Kramer is the executive director and co-founder of the not-for-profit organization Sustainable Organic Integrated Livelihoods (SOIL), which has built more than 50 public composting toilet facilities in Haiti since 2006. Eighty percent of the population in Haiti does not have access to basic sanitation and existing toilets are not well designed, with human waste flushing straight into rivers or groundwater. In this way the water supply is easily contaminated, and waterborne diseases like cholera are at epidemic levels in Haiti. From the SOIL website: “As of March 4, 2013, cholera has killed 8,057 Haitians and infected nearly 650,000 more. Despite some claims of progress, the epidemic, which was introduced by United Nations troops, has been significantly worse in 2013 than during the same period the year before.”
Kramer described how the compost toilets separate urine and feces, and a carbon mixture is used to cover the waste. The carbon mixture aids decomposition and consists of inexpensive materials found locally: ground peanut shells and sugarcane bagasse, a fibrous waste product. A SOIL worker changes the buckets weekly, and the waste is carted off to be composted. The waste is then dumped in a pile and covered with more sugarcane bagasse.
According to the SOIL website, the composting process heats the mixture to a temperature that promotes beneficial microbial growth and kills dangerous pathogens. After 8 months, the nutrient rich compost can be used for fertilizing crops. This compost toilet project also provides jobs for out-of-work Haitians, and encourages local governments to maintain the toilets.

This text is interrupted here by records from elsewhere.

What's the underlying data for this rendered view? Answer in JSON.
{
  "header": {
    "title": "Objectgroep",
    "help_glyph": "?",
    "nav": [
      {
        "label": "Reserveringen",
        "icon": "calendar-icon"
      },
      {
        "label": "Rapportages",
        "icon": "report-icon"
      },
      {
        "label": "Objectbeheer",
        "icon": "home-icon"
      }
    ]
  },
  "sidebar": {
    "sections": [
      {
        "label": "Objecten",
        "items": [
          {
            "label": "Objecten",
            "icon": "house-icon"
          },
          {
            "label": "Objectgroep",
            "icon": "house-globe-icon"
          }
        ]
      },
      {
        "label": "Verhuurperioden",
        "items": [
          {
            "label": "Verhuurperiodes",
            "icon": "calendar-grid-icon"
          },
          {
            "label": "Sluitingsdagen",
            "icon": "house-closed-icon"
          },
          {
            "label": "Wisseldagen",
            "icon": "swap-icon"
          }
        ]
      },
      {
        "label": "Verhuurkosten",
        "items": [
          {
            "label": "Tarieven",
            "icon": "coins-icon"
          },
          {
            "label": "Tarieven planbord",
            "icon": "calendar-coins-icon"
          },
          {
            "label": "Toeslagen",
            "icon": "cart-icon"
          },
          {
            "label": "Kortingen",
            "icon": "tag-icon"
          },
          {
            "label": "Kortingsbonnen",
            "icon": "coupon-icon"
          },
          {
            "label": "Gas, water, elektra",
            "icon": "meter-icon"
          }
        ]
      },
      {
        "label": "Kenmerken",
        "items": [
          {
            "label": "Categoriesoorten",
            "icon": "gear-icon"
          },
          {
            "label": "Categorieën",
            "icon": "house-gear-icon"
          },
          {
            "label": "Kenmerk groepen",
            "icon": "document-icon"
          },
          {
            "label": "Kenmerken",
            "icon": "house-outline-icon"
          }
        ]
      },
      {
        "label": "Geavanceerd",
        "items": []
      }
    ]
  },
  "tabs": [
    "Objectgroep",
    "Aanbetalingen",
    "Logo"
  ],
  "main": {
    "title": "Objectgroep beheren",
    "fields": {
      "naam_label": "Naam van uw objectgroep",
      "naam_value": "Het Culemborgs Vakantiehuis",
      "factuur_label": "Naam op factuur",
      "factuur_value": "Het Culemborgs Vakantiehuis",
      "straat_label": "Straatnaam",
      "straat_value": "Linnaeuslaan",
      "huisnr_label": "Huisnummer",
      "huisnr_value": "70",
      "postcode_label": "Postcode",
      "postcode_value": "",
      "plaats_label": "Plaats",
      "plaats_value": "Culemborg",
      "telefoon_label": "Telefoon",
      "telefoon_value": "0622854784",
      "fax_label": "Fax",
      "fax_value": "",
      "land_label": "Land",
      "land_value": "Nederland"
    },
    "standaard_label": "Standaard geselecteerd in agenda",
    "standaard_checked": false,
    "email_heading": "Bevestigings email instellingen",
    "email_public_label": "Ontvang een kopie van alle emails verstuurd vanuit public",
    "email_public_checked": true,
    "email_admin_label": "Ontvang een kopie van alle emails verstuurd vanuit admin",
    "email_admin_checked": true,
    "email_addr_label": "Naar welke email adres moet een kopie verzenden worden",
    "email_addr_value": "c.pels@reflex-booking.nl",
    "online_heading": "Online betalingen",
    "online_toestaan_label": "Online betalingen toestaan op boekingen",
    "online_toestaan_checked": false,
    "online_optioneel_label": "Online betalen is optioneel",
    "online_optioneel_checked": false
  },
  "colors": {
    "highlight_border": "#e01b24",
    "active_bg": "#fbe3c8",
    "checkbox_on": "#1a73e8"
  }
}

Another technology discussed in this session was presented by Krista Donaldson, the CEO of D-Rev: Design Revolution, a company whose mission is “to improve the health and incomes of people living on less than $4 per day.” D-Rev is a non-profit company that is funded through individuals, grants and gifts in-kind. She described a project particularly focused on amputations – which result from trauma, disease, and natural disasters in regions of Africa and Asia, and often leave amputees unable to afford a prosthetic device. Donaldson explained the process of designing the JaipurKnee, which is a high-performance knee joint for developing world amputees. The JaipurKnee is an inexpensive prosthetic that was designed to enhance mobility of the user, which is needed when walking on rough terrain, she said.
More information about CUGH and its annual conference can be found at their website http://www.cugh.org/